Stewart's chief rival is Cunningham, who worked the Pipeline lifeguard tower for nearly 20 years. Cunningham's riding style features none of the spins that other riders employ. He sails gracefully and powerfully across the wave, absorbing as much propulsion as the water can give. "Tricks are for kids," says Cunningham with a smile. He last won the Classic in 2000 but had finished second or third behind Stewart seven times coming into this year's competition.

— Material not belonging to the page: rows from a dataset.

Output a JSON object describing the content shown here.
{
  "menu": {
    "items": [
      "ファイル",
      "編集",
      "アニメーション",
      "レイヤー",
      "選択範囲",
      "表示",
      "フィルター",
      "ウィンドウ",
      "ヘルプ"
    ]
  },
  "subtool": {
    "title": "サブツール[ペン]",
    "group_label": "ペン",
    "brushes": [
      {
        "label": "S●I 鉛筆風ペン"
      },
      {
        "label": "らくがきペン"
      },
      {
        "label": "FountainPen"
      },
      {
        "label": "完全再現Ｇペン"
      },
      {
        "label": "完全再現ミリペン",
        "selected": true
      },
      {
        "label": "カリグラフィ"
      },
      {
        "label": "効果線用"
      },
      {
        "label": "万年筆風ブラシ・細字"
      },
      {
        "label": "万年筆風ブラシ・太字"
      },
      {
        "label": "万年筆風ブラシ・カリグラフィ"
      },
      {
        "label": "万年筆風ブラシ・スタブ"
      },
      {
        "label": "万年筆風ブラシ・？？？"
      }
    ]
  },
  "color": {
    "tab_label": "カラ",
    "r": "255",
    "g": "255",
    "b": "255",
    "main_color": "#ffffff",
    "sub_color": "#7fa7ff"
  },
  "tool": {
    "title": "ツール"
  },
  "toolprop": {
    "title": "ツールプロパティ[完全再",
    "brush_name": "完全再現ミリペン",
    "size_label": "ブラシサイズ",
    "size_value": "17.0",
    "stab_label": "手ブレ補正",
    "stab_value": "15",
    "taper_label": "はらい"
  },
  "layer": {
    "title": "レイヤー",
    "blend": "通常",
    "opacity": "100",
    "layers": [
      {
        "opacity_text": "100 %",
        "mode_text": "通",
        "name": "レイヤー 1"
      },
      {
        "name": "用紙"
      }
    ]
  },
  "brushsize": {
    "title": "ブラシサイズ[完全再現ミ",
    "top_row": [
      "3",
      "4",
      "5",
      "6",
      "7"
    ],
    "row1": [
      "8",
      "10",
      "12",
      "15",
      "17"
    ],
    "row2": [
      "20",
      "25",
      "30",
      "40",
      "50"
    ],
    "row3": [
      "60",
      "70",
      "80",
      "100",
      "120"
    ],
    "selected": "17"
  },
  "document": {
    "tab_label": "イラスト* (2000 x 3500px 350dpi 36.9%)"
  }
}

This year Stewart and Cunningham started in opposite brackets in a field of 34 that included one pro surfer, Keith Malloy. Malloy stalled out in the semis, while Stewart and Cunningham made their inevitable march to the six-man final, which also included two of the field's younger competitors: 27-year-old Hawaii native James Duca and Rogerio Schefler, 30, a former member of Brazil's national water polo team. Schefler is the rare bodysurfer with a sponsor, albeit a frugal one; his backer, Brazilian surf gear maker South to South, purchased a discount plane ticket that took Schefler from São Paolo to Oahu by way of Toronto.
Stewart opened the final heat with an impressive El Rollo, and despite a soaring highlight-reel ride by Cunningham, the bodyboarder collected his 10th title. Cunningham, sitting on a table in the beach park where the results were announced, said of finishing second to Stewart yet again, "It's like that movie Groundhog Day." When informed that it was Groundhog Day -- the contest took place on Feb. 2 -- he let his head drop in his hands. This is not, however, a contest at which the runners-up mope. Later that night Cunningham and Stewart went with a large group of friends to North Shore haunt Haleiwa Joe's, where they dipped straws into an oversized rum cocktail called an Outside Double Up.
Even lower finishers enjoyed the day. Steve Kapela, a muscular 5'9", 247-pound Hawaiian known as Vanilla Gorilla, talked about how much fun it was for bodysurfers to have the Pipe to themselves for once. "The contest," he said, "is really just an excuse to get everybody else out of the water." For one day no surfboards or bodyboards clogged the Pipeline tube, and the wave became the exclusive province of a bunch of mammals splashing in the water. Just as it used to be.
Issue date: February 23